We expect legal tech solutions to impact the more commoditised areas of services and will thus free up lawyers to focus on higher value, strategic advice for clients. In Singapore, we were presented with a unique opportunity to establish an Innovation and Best Delivery Hub for Asia Pacific. The hub establishes teams of cross functional professional including legal project managers, legal tech experts, resource managers, pricing specialists and Continuous Improvement practitioners and an opportunity for lawyers and technologists to collaborate. We also have best delivery hubs in London, New York and Continental Europe.
We are already seeing success: the firm's investment in innovation and legal technology has resulted in a number of advancements in client service delivery. This includes the launches of CC Dr@ft, a contract automation tool for clients; an online MiFID2 client regulation toolkit, powered through Neota Logic; SMCR Manager tool, which will be launched in December this year, which helps managers of companies regulated by the Financial Conduct Authority comply with the new Senior Managers and Certification Regime (SMRC) and a cloud-based transaction management solution, delivered through Workshare. We are also adopting AI tools to improve the speed and efficiency of large scale due diligence exercises.
More information about the SMRC tool can be found here.
I think it’s difficult at the moment to know what the law firm of the future looks like – we’re at the beginning of the journey, and it may take us in a number of directions. We can certainly identify some of the key features of the law firm of the future though. It will make greater use of technology, particularly to capture and analyse data and give better information to clients. It will bring in a far broader range of non-legal skills than law firms have traditionally used. It will be more closely connected to clients, again through technology, and it will definitely work with clients in a different way from todays’ law firms – we’re already starting to see that change in how we work with clients.
Law firms can prepare for the disruption that’s already happening in our market by being open to change, and confronting the challenge of disruption. However, I think the greatest tool to ensure survival is to be client-centric. We’ve seen in other industries how consumers have driven change, and the businesses that have disrupted markets have done so by responding to untapped customer demand. The story will be the same for law firms.

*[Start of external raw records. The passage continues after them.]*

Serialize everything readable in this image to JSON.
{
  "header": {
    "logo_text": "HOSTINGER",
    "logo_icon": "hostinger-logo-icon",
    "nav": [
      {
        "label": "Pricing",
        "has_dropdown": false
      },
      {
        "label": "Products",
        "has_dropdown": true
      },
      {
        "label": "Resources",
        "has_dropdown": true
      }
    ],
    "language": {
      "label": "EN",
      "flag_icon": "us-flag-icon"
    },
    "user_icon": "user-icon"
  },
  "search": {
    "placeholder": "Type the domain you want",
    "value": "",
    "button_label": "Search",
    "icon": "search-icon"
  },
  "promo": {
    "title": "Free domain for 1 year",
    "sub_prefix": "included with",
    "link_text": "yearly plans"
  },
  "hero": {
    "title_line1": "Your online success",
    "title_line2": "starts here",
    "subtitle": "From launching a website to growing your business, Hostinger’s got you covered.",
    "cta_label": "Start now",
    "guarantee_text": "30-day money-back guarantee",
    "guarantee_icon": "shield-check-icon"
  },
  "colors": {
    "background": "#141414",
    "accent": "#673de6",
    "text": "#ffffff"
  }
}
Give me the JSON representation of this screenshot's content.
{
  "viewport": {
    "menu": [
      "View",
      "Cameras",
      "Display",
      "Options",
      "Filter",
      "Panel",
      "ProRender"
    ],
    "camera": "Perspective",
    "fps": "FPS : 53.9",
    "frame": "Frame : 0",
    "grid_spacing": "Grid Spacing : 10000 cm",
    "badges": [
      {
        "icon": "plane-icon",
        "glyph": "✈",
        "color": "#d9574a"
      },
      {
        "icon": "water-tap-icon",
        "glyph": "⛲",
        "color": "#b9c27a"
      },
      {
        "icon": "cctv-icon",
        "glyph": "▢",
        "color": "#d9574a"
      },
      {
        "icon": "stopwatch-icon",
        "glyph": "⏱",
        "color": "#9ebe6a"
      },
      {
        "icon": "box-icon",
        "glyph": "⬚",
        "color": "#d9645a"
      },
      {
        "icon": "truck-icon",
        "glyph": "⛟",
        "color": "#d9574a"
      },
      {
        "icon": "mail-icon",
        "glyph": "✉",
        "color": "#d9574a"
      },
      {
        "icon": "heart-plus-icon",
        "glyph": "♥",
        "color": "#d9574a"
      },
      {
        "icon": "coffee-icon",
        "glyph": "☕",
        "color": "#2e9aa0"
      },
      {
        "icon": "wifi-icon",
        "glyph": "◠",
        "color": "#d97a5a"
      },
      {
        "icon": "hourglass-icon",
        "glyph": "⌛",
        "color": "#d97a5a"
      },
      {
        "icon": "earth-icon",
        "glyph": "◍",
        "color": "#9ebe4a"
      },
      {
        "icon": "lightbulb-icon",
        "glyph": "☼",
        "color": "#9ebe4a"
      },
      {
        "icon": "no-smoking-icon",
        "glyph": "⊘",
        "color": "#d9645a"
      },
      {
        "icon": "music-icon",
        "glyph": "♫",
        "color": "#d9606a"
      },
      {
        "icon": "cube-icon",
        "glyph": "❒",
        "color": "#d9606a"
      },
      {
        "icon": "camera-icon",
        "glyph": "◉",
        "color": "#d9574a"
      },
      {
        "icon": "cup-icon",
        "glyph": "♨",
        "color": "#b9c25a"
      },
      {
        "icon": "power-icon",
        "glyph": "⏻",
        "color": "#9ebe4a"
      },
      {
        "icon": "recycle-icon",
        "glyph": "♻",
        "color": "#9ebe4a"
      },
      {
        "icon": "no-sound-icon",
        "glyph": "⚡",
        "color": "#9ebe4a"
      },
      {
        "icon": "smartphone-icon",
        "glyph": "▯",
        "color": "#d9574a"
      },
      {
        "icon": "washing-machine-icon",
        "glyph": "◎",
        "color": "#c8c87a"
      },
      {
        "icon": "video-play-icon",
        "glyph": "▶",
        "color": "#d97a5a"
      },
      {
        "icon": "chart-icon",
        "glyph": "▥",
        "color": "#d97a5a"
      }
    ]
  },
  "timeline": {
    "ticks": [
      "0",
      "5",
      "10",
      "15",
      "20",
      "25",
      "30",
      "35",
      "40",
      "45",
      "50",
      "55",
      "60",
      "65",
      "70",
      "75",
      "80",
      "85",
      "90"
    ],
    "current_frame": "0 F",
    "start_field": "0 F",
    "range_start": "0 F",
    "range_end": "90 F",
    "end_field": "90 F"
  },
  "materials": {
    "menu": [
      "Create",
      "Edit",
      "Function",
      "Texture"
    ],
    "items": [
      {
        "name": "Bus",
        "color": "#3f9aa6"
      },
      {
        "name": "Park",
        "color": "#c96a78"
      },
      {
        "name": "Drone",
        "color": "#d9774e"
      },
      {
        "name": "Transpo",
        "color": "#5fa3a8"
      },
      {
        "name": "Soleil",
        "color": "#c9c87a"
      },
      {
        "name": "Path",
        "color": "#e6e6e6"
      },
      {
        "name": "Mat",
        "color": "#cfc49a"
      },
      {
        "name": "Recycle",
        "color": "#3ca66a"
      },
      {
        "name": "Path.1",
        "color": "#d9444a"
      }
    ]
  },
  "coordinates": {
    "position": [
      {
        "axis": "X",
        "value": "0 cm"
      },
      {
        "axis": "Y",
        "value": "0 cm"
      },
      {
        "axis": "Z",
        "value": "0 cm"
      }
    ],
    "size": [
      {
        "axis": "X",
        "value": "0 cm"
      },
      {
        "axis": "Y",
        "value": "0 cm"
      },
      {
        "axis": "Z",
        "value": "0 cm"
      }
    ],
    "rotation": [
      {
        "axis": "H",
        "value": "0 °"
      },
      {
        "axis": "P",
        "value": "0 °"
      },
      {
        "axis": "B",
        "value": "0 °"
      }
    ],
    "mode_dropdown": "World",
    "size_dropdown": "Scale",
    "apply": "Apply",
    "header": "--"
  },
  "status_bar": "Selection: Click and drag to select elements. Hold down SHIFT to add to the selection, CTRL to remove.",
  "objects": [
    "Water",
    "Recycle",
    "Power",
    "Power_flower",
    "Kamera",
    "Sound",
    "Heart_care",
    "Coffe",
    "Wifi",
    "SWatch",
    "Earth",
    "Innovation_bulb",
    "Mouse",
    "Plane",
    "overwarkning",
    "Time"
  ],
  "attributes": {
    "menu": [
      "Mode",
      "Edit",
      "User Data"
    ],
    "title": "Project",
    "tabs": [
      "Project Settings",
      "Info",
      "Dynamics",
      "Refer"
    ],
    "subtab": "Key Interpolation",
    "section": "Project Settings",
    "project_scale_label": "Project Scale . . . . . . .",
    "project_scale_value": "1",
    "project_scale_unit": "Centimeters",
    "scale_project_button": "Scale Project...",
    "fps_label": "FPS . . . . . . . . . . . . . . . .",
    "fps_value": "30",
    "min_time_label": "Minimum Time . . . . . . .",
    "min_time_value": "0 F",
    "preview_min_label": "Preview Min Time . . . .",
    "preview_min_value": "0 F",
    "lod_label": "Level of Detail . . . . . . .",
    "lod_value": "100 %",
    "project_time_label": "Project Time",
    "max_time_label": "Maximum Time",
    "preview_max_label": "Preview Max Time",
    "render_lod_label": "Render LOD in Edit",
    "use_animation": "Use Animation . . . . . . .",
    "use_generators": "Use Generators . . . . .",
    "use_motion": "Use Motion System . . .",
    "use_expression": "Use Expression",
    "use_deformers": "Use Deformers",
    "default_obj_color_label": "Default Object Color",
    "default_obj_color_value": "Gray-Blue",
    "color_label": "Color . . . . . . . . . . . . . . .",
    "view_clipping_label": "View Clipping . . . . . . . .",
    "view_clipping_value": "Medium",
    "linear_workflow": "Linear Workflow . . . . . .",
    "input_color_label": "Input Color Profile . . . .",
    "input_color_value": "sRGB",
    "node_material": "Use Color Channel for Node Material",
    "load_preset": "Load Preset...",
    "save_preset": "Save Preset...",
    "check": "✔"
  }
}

The legal industry is currently in the midst of a transformation. Law firms have long held a monopoly when it comes to providing legal services but changes in technology and just as importantly, client expectations, are transforming both the consumption and practice of law. It is great to see leaders at law firms view this disruption as an opportunity and investing in driving both internal and external innovation. Richard Susskind said it best, “If you are a conventional lawyer and you’re not prepared to adapt to the 2020’s you’ll struggle to survive, but if you are entrepreneurial and enthusiastic, forward looking, open minded, then there’s probably never been a more exciting time to be in the law.”
Steve Glaveski is the CEO and Co-Founder of Collective Campus which he established to help companies and their employees to create a more meaningful impact in the world in an age of rapid change and increasing uncertainty. Steve also founded Lemonade Stand - a children's entrepreneurship program, author of Wiley book, Employee to Entrepreneur: How to Earn Your Freedom and do Work That Matters, Harvard Business Review contributor, author of the Innovation Manager's Handbook vol 1 and 2, host of the Future Squared podcast, and keynote speaker. He previously founded HOTDESK, an office sharing platform and has worked for the likes of Westpac, Dun & Bradstreet, the Victorian Auditor General's Office, Ernst & Young, KPMG and Macquarie Bank. Follow him at @steveglaveski